How to Use Straddles in Futures and Options Trading
In advance of the release of a big economic report, you can set up a straddle. This strategy is simple to execute and the financial move can be quite profitable.
When you set up a straddle, it means that you buy both a call, which gives you an opportunity to profit if the market rises, and a put, which gives you an opportunity to profit if the market falls, on the front contract.
The front contract is the most active and frequently quoted futures contract at any given moment. After establishing the straddle, you then can sell the option (put or call) that's on the wrong side of the report.
The market will respond when it’s surprised by announcements within an economic report. When the report is released and the market responds, you can participate in the move with a defined amount of risk, based on the way you set up your straddle — compared to what you can lose if you played the futures markets directly or you owned individual stocks that responded to the report.
For example, if the market decides that a higher-than-expected consumer price index was not necessarily inflationary, bond prices may actually rise and interest rates would fall.
Looking at two scenarios, you can compare what would happen if you owned a short position on T-note futures or a straddle on T-note futures.
If you had the short position in T-note futures, you would be betting that T-note futures prices will fall in response to the economic report. In this case, however, the bond market actually goes up. That means that you will lose money because you own a short position.
If, on the other hand, you set up a straddle, you’d be in a better position, because a straddle has two components:
A call that lets you profit when the underlying asset goes up in price.
A put that lets you profit when the underlying asset goes down in price.

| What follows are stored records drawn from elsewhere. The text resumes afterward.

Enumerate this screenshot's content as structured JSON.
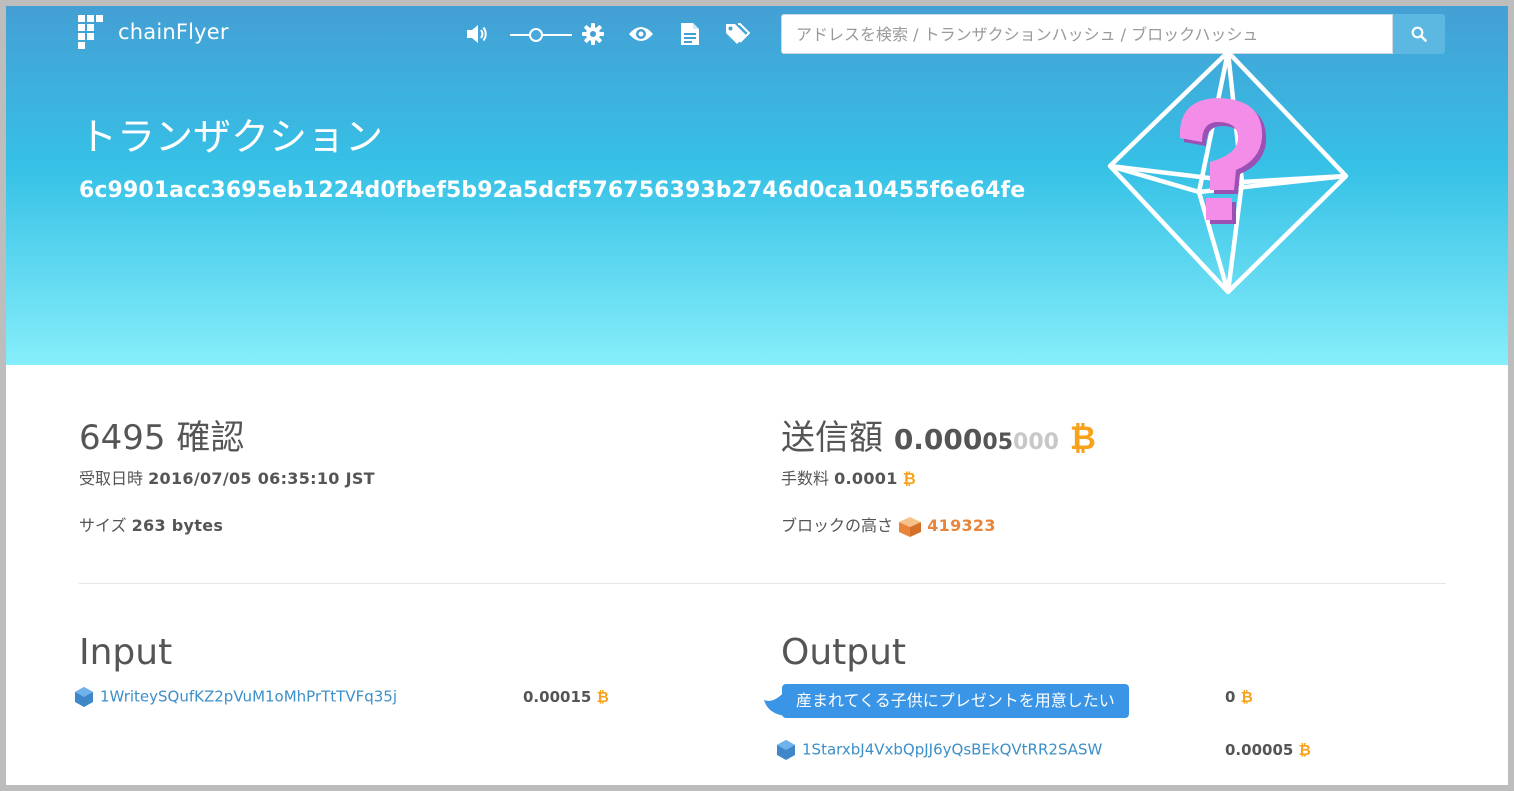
{
  "header": {
    "logo_text": "chainFlyer",
    "search": {
      "placeholder": "アドレスを検索 / トランザクションハッシュ / ブロックハッシュ"
    },
    "icons": [
      "volume-icon",
      "slider",
      "gear-icon",
      "eye-icon",
      "document-icon",
      "tags-icon",
      "search-icon"
    ]
  },
  "hero": {
    "title": "トランザクション",
    "hash": "6c9901acc3695eb1224d0fbef5b92a5dcf576756393b2746d0ca10455f6e64fe"
  },
  "summary": {
    "confirmations": "6495",
    "confirmations_label": "確認",
    "received_label": "受取日時",
    "received_value": "2016/07/05 06:35:10 JST",
    "size_label": "サイズ",
    "size_value": "263 bytes",
    "sent_label": "送信額",
    "sent_main": "0.000",
    "sent_mid": "05",
    "sent_gray": "000",
    "btc_symbol": "₿",
    "fee_label": "手数料",
    "fee_value": "0.0001",
    "block_label": "ブロックの高さ",
    "block_value": "419323"
  },
  "input": {
    "title": "Input",
    "items": [
      {
        "address": "1WriteySQufKZ2pVuM1oMhPrTtTVFq35j",
        "amount": "0.00015"
      }
    ]
  },
  "output": {
    "title": "Output",
    "items": [
      {
        "message": "産まれてくる子供にプレゼントを用意したい",
        "amount": "0"
      },
      {
        "address": "1StarxbJ4VxbQpJJ6yQsBEkQVtRR2SASW",
        "amount": "0.00005"
      }
    ]
  },
  "colors": {
    "hero_top": "#449fd4",
    "hero_bottom": "#86eefa",
    "link": "#3c8fc9",
    "btc": "#f7a21a",
    "block": "#e8853a",
    "bubble": "#3a95e6"
  }
}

All you have to do is wait for the report and the market’s response. In the example, the correct response would be to sell the put and hold on to the call.